**Your objective**
Write out every record again, exactly.

╭─ Data records

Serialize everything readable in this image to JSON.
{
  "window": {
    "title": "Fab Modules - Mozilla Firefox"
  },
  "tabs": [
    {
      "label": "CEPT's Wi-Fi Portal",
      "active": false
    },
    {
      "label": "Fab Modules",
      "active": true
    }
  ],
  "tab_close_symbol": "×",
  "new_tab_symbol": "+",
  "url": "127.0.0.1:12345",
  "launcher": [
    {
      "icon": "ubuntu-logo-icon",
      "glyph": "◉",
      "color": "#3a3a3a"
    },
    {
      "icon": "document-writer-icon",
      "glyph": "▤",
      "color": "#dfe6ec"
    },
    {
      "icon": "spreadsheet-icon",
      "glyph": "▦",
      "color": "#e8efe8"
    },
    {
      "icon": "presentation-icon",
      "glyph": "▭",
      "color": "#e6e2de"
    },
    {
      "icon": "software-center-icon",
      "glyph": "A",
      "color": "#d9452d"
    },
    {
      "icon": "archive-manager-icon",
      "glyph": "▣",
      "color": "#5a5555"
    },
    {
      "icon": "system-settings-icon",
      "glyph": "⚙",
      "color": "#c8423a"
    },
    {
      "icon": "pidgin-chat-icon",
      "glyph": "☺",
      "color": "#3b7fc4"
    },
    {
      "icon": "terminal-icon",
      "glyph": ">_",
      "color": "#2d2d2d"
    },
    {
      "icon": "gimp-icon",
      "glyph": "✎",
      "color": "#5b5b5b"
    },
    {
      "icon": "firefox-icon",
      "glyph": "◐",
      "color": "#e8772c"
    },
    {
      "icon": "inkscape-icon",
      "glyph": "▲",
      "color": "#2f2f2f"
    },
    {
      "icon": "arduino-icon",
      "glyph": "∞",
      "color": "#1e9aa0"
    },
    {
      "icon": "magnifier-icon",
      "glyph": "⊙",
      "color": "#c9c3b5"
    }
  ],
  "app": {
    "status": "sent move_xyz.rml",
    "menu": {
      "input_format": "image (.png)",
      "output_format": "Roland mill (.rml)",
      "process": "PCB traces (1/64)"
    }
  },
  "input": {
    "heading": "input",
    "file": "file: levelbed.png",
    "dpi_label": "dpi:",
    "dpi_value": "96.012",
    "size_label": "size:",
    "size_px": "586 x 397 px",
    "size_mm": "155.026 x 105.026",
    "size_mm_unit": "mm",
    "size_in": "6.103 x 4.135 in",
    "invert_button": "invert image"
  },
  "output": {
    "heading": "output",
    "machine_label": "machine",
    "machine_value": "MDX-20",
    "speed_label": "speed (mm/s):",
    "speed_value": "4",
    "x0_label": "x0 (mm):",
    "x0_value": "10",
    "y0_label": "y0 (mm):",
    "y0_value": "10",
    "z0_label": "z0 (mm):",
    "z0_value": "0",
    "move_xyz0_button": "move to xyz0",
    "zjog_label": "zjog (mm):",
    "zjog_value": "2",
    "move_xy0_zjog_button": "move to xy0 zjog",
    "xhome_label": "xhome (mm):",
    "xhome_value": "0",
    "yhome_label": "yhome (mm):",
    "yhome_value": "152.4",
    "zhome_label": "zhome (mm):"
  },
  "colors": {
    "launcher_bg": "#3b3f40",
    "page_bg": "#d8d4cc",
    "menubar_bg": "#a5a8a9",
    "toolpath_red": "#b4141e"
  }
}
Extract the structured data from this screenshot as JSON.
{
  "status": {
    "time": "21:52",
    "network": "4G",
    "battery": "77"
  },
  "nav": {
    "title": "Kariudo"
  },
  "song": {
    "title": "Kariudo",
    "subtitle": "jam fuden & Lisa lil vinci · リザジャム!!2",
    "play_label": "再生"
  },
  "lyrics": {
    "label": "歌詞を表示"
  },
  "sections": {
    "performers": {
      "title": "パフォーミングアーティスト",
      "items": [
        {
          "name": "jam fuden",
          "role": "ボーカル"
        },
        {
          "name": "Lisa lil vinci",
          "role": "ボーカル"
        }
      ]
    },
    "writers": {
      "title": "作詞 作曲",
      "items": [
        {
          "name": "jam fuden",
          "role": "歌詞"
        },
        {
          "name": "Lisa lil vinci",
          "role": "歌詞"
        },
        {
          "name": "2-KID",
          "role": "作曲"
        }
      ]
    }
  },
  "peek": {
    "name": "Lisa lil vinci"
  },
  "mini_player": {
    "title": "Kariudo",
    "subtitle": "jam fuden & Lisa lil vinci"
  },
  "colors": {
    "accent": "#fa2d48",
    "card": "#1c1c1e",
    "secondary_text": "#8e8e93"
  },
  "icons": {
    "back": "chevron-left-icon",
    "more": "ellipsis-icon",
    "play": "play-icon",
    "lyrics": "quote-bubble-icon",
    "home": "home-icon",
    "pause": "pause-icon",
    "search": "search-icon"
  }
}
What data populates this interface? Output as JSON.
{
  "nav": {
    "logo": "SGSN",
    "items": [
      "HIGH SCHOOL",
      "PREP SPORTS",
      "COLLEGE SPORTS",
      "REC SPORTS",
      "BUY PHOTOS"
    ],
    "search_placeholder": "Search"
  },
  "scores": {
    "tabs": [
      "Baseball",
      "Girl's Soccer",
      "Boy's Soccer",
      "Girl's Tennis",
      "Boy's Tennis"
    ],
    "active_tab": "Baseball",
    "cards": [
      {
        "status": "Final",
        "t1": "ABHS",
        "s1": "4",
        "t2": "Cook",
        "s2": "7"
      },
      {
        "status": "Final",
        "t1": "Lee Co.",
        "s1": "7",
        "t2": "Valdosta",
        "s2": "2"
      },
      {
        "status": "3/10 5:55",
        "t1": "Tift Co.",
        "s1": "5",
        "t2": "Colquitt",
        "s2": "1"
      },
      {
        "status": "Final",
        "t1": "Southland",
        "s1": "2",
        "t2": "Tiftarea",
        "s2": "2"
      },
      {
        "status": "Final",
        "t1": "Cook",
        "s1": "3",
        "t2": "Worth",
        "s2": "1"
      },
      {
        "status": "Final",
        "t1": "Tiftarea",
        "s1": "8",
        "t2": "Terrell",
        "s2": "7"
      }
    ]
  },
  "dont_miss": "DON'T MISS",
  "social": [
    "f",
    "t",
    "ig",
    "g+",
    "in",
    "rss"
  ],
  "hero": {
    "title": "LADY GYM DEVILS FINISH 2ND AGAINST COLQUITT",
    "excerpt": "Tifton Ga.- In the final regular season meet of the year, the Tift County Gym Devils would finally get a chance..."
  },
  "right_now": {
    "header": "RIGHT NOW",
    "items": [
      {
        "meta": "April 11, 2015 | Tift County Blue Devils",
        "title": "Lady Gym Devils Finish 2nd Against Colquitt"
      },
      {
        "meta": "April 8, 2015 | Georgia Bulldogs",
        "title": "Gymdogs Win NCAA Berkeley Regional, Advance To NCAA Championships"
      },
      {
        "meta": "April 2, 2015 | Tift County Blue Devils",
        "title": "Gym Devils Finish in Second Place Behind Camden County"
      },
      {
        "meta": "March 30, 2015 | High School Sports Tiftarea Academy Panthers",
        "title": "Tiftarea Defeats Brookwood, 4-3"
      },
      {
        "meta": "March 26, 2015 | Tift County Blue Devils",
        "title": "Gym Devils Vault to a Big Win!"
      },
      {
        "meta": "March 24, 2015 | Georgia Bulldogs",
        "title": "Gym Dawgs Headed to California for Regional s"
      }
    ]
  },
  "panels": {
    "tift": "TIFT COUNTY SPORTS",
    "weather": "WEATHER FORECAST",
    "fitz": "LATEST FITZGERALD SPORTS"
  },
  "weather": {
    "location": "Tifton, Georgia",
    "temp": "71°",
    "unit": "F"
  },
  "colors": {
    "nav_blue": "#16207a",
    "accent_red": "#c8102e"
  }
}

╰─

**Answer to the problem**
Serialize everything readable in this image to JSON.
{
  "window": {
    "title": "Fab Modules - Mozilla Firefox"
  },
  "tabs": [
    {
      "label": "CEPT's Wi-Fi Portal",
      "active": false
    },
    {
      "label": "Fab Modules",
      "active": true
    }
  ],
  "tab_close_symbol": "×",
  "new_tab_symbol": "+",
  "url": "127.0.0.1:12345",
  "launcher": [
    {
      "icon": "ubuntu-logo-icon",
      "glyph": "◉",
      "color": "#3a3a3a"
    },
    {
      "icon": "document-writer-icon",
      "glyph": "▤",
      "color": "#dfe6ec"
    },
    {
      "icon": "spreadsheet-icon",
      "glyph": "▦",
      "color": "#e8efe8"
    },
    {
      "icon": "presentation-icon",
      "glyph": "▭",
      "color": "#e6e2de"
    },
    {
      "icon": "software-center-icon",
      "glyph": "A",
      "color": "#d9452d"
    },
    {
      "icon": "archive-manager-icon",
      "glyph": "▣",
      "color": "#5a5555"
    },
    {
      "icon": "system-settings-icon",
      "glyph": "⚙",
      "color": "#c8423a"
    },
    {
      "icon": "pidgin-chat-icon",
      "glyph": "☺",
      "color": "#3b7fc4"
    },
    {
      "icon": "terminal-icon",
      "glyph": ">_",
      "color": "#2d2d2d"
    },
    {
      "icon": "gimp-icon",
      "glyph": "✎",
      "color": "#5b5b5b"
    },
    {
      "icon": "firefox-icon",
      "glyph": "◐",
      "color": "#e8772c"
    },
    {
      "icon": "inkscape-icon",
      "glyph": "▲",
      "color": "#2f2f2f"
    },
    {
      "icon": "arduino-icon",
      "glyph": "∞",
      "color": "#1e9aa0"
    },
    {
      "icon": "magnifier-icon",
      "glyph": "⊙",
      "color": "#c9c3b5"
    }
  ],
  "app": {
    "status": "sent move_xyz.rml",
    "menu": {
      "input_format": "image (.png)",
      "output_format": "Roland mill (.rml)",
      "process": "PCB traces (1/64)"
    }
  },
  "input": {
    "heading": "input",
    "file": "file: levelbed.png",
    "dpi_label": "dpi:",
    "dpi_value": "96.012",
    "size_label": "size:",
    "size_px": "586 x 397 px",
    "size_mm": "155.026 x 105.026",
    "size_mm_unit": "mm",
    "size_in": "6.103 x 4.135 in",
    "invert_button": "invert image"
  },
  "output": {
    "heading": "output",
    "machine_label": "machine",
    "machine_value": "MDX-20",
    "speed_label": "speed (mm/s):",
    "speed_value": "4",
    "x0_label": "x0 (mm):",
    "x0_value": "10",
    "y0_label": "y0 (mm):",
    "y0_value": "10",
    "z0_label": "z0 (mm):",
    "z0_value": "0",
    "move_xyz0_button": "move to xyz0",
    "zjog_label": "zjog (mm):",
    "zjog_value": "2",
    "move_xy0_zjog_button": "move to xy0 zjog",
    "xhome_label": "xhome (mm):",
    "xhome_value": "0",
    "yhome_label": "yhome (mm):",
    "yhome_value": "152.4",
    "zhome_label": "zhome (mm):"
  },
  "colors": {
    "launcher_bg": "#3b3f40",
    "page_bg": "#d8d4cc",
    "menubar_bg": "#a5a8a9",
    "toolpath_red": "#b4141e"
  }
}
Extract the structured data from this screenshot as JSON.
{
  "status": {
    "time": "21:52",
    "network": "4G",
    "battery": "77"
  },
  "nav": {
    "title": "Kariudo"
  },
  "song": {
    "title": "Kariudo",
    "subtitle": "jam fuden & Lisa lil vinci · リザジャム!!2",
    "play_label": "再生"
  },
  "lyrics": {
    "label": "歌詞を表示"
  },
  "sections": {
    "performers": {
      "title": "パフォーミングアーティスト",
      "items": [
        {
          "name": "jam fuden",
          "role": "ボーカル"
        },
        {
          "name": "Lisa lil vinci",
          "role": "ボーカル"
        }
      ]
    },
    "writers": {
      "title": "作詞 作曲",
      "items": [
        {
          "name": "jam fuden",
          "role": "歌詞"
        },
        {
          "name": "Lisa lil vinci",
          "role": "歌詞"
        },
        {
          "name": "2-KID",
          "role": "作曲"
        }
      ]
    }
  },
  "peek": {
    "name": "Lisa lil vinci"
  },
  "mini_player": {
    "title": "Kariudo",
    "subtitle": "jam fuden & Lisa lil vinci"
  },
  "colors": {
    "accent": "#fa2d48",
    "card": "#1c1c1e",
    "secondary_text": "#8e8e93"
  },
  "icons": {
    "back": "chevron-left-icon",
    "more": "ellipsis-icon",
    "play": "play-icon",
    "lyrics": "quote-bubble-icon",
    "home": "home-icon",
    "pause": "pause-icon",
    "search": "search-icon"
  }
}
What data populates this interface? Output as JSON.
{
  "nav": {
    "logo": "SGSN",
    "items": [
      "HIGH SCHOOL",
      "PREP SPORTS",
      "COLLEGE SPORTS",
      "REC SPORTS",
      "BUY PHOTOS"
    ],
    "search_placeholder": "Search"
  },
  "scores": {
    "tabs": [
      "Baseball",
      "Girl's Soccer",
      "Boy's Soccer",
      "Girl's Tennis",
      "Boy's Tennis"
    ],
    "active_tab": "Baseball",
    "cards": [
      {
        "status": "Final",
        "t1": "ABHS",
        "s1": "4",
        "t2": "Cook",
        "s2": "7"
      },
      {
        "status": "Final",
        "t1": "Lee Co.",
        "s1": "7",
        "t2": "Valdosta",
        "s2": "2"
      },
      {
        "status": "3/10 5:55",
        "t1": "Tift Co.",
        "s1": "5",
        "t2": "Colquitt",
        "s2": "1"
      },
      {
        "status": "Final",
        "t1": "Southland",
        "s1": "2",
        "t2": "Tiftarea",
        "s2": "2"
      },
      {
        "status": "Final",
        "t1": "Cook",
        "s1": "3",
        "t2": "Worth",
        "s2": "1"
      },
      {
        "status": "Final",
        "t1": "Tiftarea",
        "s1": "8",
        "t2": "Terrell",
        "s2": "7"
      }
    ]
  },
  "dont_miss": "DON'T MISS",
  "social": [
    "f",
    "t",
    "ig",
    "g+",
    "in",
    "rss"
  ],
  "hero": {
    "title": "LADY GYM DEVILS FINISH 2ND AGAINST COLQUITT",
    "excerpt": "Tifton Ga.- In the final regular season meet of the year, the Tift County Gym Devils would finally get a chance..."
  },
  "right_now": {
    "header": "RIGHT NOW",
    "items": [
      {
        "meta": "April 11, 2015 | Tift County Blue Devils",
        "title": "Lady Gym Devils Finish 2nd Against Colquitt"
      },
      {
        "meta": "April 8, 2015 | Georgia Bulldogs",
        "title": "Gymdogs Win NCAA Berkeley Regional, Advance To NCAA Championships"
      },
      {
        "meta": "April 2, 2015 | Tift County Blue Devils",
        "title": "Gym Devils Finish in Second Place Behind Camden County"
      },
      {
        "meta": "March 30, 2015 | High School Sports Tiftarea Academy Panthers",
        "title": "Tiftarea Defeats Brookwood, 4-3"
      },
      {
        "meta": "March 26, 2015 | Tift County Blue Devils",
        "title": "Gym Devils Vault to a Big Win!"
      },
      {
        "meta": "March 24, 2015 | Georgia Bulldogs",
        "title": "Gym Dawgs Headed to California for Regional s"
      }
    ]
  },
  "panels": {
    "tift": "TIFT COUNTY SPORTS",
    "weather": "WEATHER FORECAST",
    "fitz": "LATEST FITZGERALD SPORTS"
  },
  "weather": {
    "location": "Tifton, Georgia",
    "temp": "71°",
    "unit": "F"
  },
  "colors": {
    "nav_blue": "#16207a",
    "accent_red": "#c8102e"
  }
}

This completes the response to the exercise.